Read Acts 8:1-40

4. Who buried Stephen? When a Christian dies, why is it right to mourn, but right to celebrate at the same time?



Read Acts 1:4-8.

5.   What had Jesus said to His church that they should do, and what had they done instead?



Read Mark 16:15-20.

6. What has Jesus told His church to do? Are we achieving what He asked us to do? Explain your answer.



7. Why do you think the church was persecuted at this time? What type of persecution did they undergo?



8. What was the result of this persecution? Do you think Satan would have been happy with his work?




9. When Philip fled Jerusalem, where did he go? What could those who fled NOT help doing? Do you think they were effective?



10. As the result of Philip speaking in Samaria, what event happened? List three things that identified exceptional things were happening in Samaria. Should we be seeing these things happening today when God’s Word is preached?




11. Do you believe that God could use you in a wider capacity than your home church? If so, describe how you think God has spoken to you and where you believe He wants you to go?




12. What did Simon the sorcerer think of himself? Did everyone agree? Did he listen to Philip, and what was the result in Simon’s life?




13. Peter And John were sent from Jerusalem to Samaria. What was their purpose in going? What did they do that changed the lives of the Believers there?




14. What amazed Simon so much after he had been baptised? What did he offer for this ability? What did Peter say to him, and why? What was the result in Simon’s life?




15. Why did Philip leave Samaria? Did he know why he was going when the Angel asked him to go? Why is obedience important in the life of a Christian?



16. If God asked you to something that was inconvenient, and for which you did not understand the reason, would you do it?



17. Who did Philip eventually meet? Did he expect to meet a famous man? How did Philip advise him?

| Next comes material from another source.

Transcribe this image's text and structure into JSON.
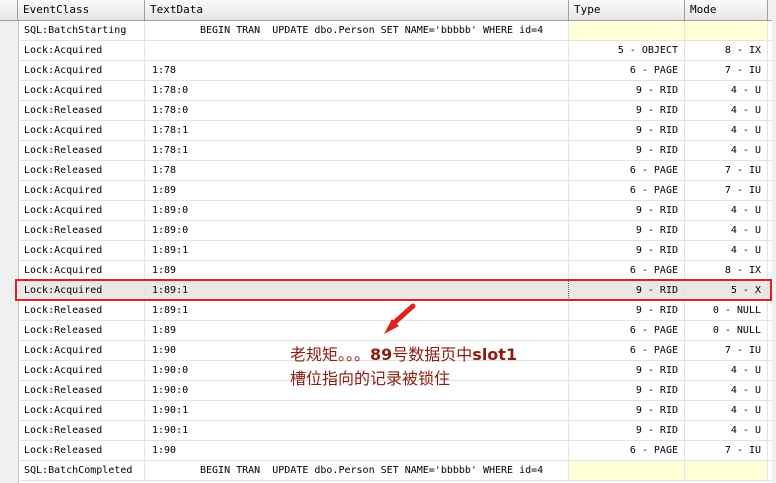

18. What was the result of Philip’s advice? Was the eunuch happy with the events of the day? How long do you think both men remembered their meeting? Why?